Goal of the exercise :: Would you retype the listing below word for word, without any of its pictures?

====

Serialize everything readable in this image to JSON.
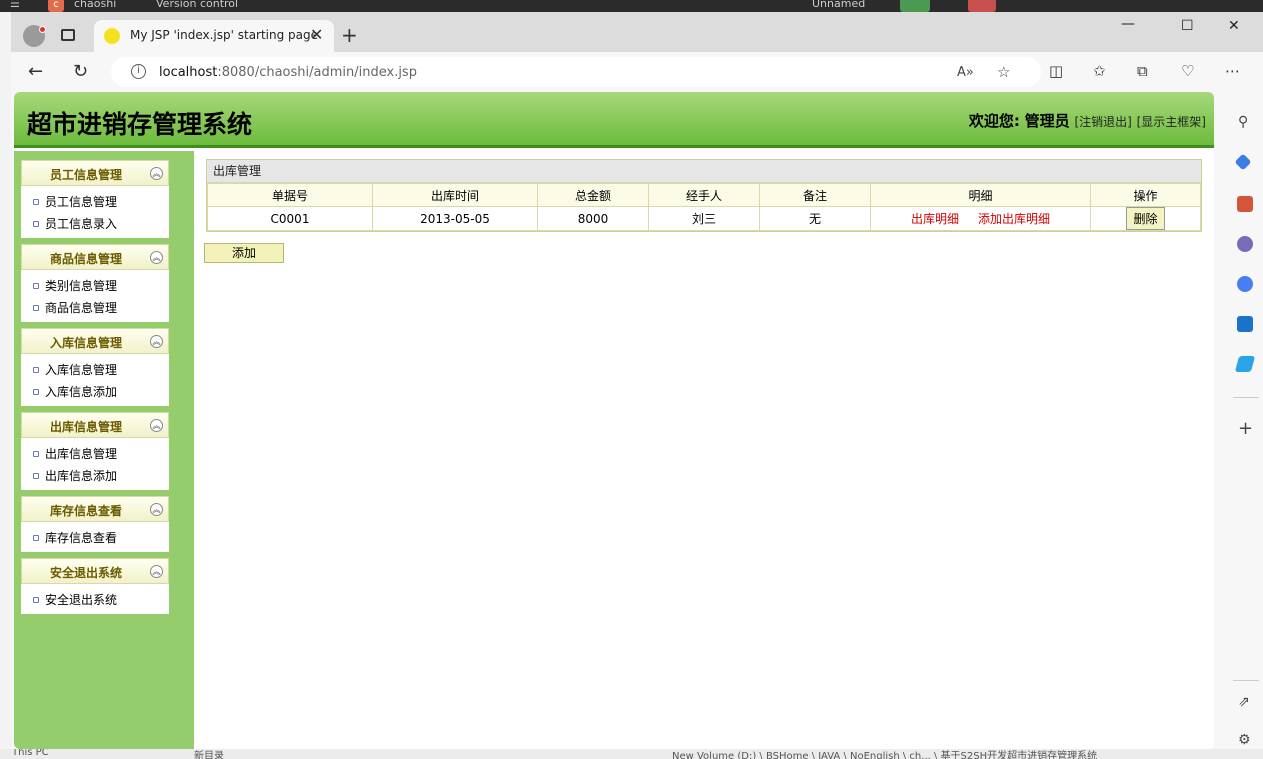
{
  "os": {
    "app_badge": "c",
    "project": "chaoshi",
    "vcs": "Version control",
    "run_config": "Unnamed"
  },
  "bg_window": {
    "sidebar_label": "This PC",
    "file_name": "新目录",
    "path": "New Volume (D:) \\ BSHome \\ JAVA \\ NoEnglish \\ ch... \\ 基于S2SH开发超市进销存管理系统"
  },
  "browser": {
    "tab_title": "My JSP 'index.jsp' starting page",
    "url_host": "localhost",
    "url_rest": ":8080/chaoshi/admin/index.jsp"
  },
  "header": {
    "title": "超市进销存管理系统",
    "welcome_label": "欢迎您:",
    "user": "管理员",
    "logout": "[注销退出]",
    "show_main": "[显示主框架]"
  },
  "menu": [
    {
      "title": "员工信息管理",
      "items": [
        "员工信息管理",
        "员工信息录入"
      ]
    },
    {
      "title": "商品信息管理",
      "items": [
        "类别信息管理",
        "商品信息管理"
      ]
    },
    {
      "title": "入库信息管理",
      "items": [
        "入库信息管理",
        "入库信息添加"
      ]
    },
    {
      "title": "出库信息管理",
      "items": [
        "出库信息管理",
        "出库信息添加"
      ]
    },
    {
      "title": "库存信息查看",
      "items": [
        "库存信息查看"
      ]
    },
    {
      "title": "安全退出系统",
      "items": [
        "安全退出系统"
      ]
    }
  ],
  "table": {
    "caption": "出库管理",
    "columns": [
      "单据号",
      "出库时间",
      "总金额",
      "经手人",
      "备注",
      "明细",
      "操作"
    ],
    "rows": [
      {
        "id": "C0001",
        "date": "2013-05-05",
        "amount": "8000",
        "handler": "刘三",
        "note": "无",
        "detail_link": "出库明细",
        "add_detail_link": "添加出库明细",
        "action": "删除"
      }
    ]
  },
  "add_button": "添加",
  "colors": {
    "header_green": "#6cbb3c",
    "sidebar_green": "#96cd6c",
    "link_red": "#d20000"
  }
}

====

Output of the exercise ::
Serialize everything readable in this image to JSON.
{
  "os": {
    "app_badge": "c",
    "project": "chaoshi",
    "vcs": "Version control",
    "run_config": "Unnamed"
  },
  "bg_window": {
    "sidebar_label": "This PC",
    "file_name": "新目录",
    "path": "New Volume (D:) \\ BSHome \\ JAVA \\ NoEnglish \\ ch... \\ 基于S2SH开发超市进销存管理系统"
  },
  "browser": {
    "tab_title": "My JSP 'index.jsp' starting page",
    "url_host": "localhost",
    "url_rest": ":8080/chaoshi/admin/index.jsp"
  },
  "header": {
    "title": "超市进销存管理系统",
    "welcome_label": "欢迎您:",
    "user": "管理员",
    "logout": "[注销退出]",
    "show_main": "[显示主框架]"
  },
  "menu": [
    {
      "title": "员工信息管理",
      "items": [
        "员工信息管理",
        "员工信息录入"
      ]
    },
    {
      "title": "商品信息管理",
      "items": [
        "类别信息管理",
        "商品信息管理"
      ]
    },
    {
      "title": "入库信息管理",
      "items": [
        "入库信息管理",
        "入库信息添加"
      ]
    },
    {
      "title": "出库信息管理",
      "items": [
        "出库信息管理",
        "出库信息添加"
      ]
    },
    {
      "title": "库存信息查看",
      "items": [
        "库存信息查看"
      ]
    },
    {
      "title": "安全退出系统",
      "items": [
        "安全退出系统"
      ]
    }
  ],
  "table": {
    "caption": "出库管理",
    "columns": [
      "单据号",
      "出库时间",
      "总金额",
      "经手人",
      "备注",
      "明细",
      "操作"
    ],
    "rows": [
      {
        "id": "C0001",
        "date": "2013-05-05",
        "amount": "8000",
        "handler": "刘三",
        "note": "无",
        "detail_link": "出库明细",
        "add_detail_link": "添加出库明细",
        "action": "删除"
      }
    ]
  },
  "add_button": "添加",
  "colors": {
    "header_green": "#6cbb3c",
    "sidebar_green": "#96cd6c",
    "link_red": "#d20000"
  }
}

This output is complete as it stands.